fredag, maj 6th, 2011

Innovation is a way of getting competitive advantage which is well known and documented since ancient times, ranging from machinery, war equipment to the beauty industry and all trial building the perpetuum mobile. What´s happened lately is the paradigm shift of opening up the innovation process from being secret and closed towards inviting for collective wisdom and creativity. We call it open innovation or sometimes Innovation 2.0.

Open innovation, is a way to forge closer relationships, gain access to the best thinking and to quickly disseminate ideas and trends by ambassadors are on the rise. In recently blog posts, by me and other bloggers, you have seen examples with Google, Apple and Nintendo. In a recently published MIT article by the Open Innovation guru Henry Chesbrough, he states that Porter’s Value chain need to be extended; as the service interaction (Service Value Web) and innovation taking place between producer and consumer must be taken into account in a greater deep than just  been seen as logistics.

Another interesting innovation observation is that there seems to be a dualistic relationship between profitability and innovation; characterized by kind of market structure.

In a market with perfect competition player gain the benefits of the innovations as following;

  • if there is technological leap (so-called disruptive technologies), it can revitalize an entire industry such as the iPhone and Windows did,
  • but if it is about improvements, such as streamline or added features, the innovation only provide short-term benefits as the competitors will respond with lower price, imitations or substitutes.

However, if there is an oligopoly, i.e. few players who compete in the market space, innovations tend to very quickly imitated by competitors, sometimes even gets launched before, often leading to long-term reduction in profitability as research and development budgets get astronomically high.

Now, if we add to this trend Open Innovation, say the mobile phone industry which is an oligopoly market structure, already suffering from shrinking margins and increasing R&D costs, it will be very interesting … in an open approach ideas and concepts will move fast between communities, so-called leakage between communities, that in turn means that knowledge, ideas and opportunities move even faster than before when the innovation space was closed. Oligopolistic players now not only has an eye on each other but also dancing with each other’s customers in one big open innovation square dance…

Right or wrong, opportunity or threat, but the world has changed and we with it …

Is the Indian IT miracle over?

lördag, augusti 14th, 2010

Driving back and forth to you job in Munbai is like smoking a packaged of cigarettes, and nothing become better. Indian government spend 17 dollar per capita and year in infrastructure while China spend 116 dollar. The Indian mentality is pretty much having a back-up plan for the back-up plan while China is straighter forward, which both impact business life as well as infrastructure and the sociality in general. In an interview, published in CIO.com, we could read the other day that a director from AT Kearney’s predict that Most Indian providers will be sidelined or subsumed while the fate of seemingly stalwart U.S. players will hang in the balance.

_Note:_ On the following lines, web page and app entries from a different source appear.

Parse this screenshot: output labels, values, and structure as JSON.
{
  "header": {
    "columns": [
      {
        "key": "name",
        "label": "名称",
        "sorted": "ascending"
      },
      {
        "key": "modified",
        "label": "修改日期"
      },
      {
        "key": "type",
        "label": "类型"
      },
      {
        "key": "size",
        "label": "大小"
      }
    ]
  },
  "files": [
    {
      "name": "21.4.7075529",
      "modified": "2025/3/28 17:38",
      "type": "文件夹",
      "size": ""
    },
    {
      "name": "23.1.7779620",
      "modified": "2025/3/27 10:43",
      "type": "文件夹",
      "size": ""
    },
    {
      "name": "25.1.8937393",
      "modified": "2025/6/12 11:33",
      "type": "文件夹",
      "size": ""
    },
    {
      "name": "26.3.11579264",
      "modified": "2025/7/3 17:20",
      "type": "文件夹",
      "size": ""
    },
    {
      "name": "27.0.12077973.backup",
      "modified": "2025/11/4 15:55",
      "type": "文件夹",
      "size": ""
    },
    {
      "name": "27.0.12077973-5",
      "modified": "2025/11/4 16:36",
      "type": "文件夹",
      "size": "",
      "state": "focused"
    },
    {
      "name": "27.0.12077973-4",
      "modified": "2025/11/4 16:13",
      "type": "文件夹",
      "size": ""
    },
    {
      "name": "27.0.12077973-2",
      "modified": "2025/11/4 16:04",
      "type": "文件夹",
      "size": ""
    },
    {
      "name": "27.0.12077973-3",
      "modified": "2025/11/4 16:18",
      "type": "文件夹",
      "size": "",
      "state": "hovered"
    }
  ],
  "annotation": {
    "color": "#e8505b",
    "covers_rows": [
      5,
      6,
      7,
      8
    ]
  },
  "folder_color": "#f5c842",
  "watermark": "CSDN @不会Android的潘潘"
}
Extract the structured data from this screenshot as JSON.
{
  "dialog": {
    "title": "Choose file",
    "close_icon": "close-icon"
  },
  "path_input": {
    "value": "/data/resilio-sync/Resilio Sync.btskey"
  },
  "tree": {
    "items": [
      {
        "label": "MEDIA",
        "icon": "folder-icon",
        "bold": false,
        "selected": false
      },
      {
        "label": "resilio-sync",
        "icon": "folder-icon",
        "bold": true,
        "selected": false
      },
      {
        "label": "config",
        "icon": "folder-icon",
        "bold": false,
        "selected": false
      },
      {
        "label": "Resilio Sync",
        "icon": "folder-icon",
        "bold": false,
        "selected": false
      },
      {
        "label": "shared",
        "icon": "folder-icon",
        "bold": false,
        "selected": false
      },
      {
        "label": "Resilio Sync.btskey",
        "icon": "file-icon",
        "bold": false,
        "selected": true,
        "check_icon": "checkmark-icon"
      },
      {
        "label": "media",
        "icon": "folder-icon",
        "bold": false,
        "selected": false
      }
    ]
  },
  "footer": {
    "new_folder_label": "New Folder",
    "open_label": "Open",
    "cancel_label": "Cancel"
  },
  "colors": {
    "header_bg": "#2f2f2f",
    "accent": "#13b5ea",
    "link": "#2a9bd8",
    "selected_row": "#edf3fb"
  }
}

At the end of the day it will be about innovations and disruptive technologies, like Scott Anthorny writes on his Harvard Business review blog yesterday; The ease with which a company’s core business grows can mask the need to invest in innovation. Growth inevitably slows. Indian companies should be investing in innovation now, even though they appear not to need it. If they don’t, they will ironically leave themselves open to disruption from Western companies who find disruptive ways to compete domestically.

The winner of the global war for wealth will be the most innovative companies in the most well structured and supportive environment, the long term moment of the winner will most likly be:

bureaucracy and corruption => transparency

too low tax and quick fix => sustainability in environment

cost cutting => innovation

transaction => relation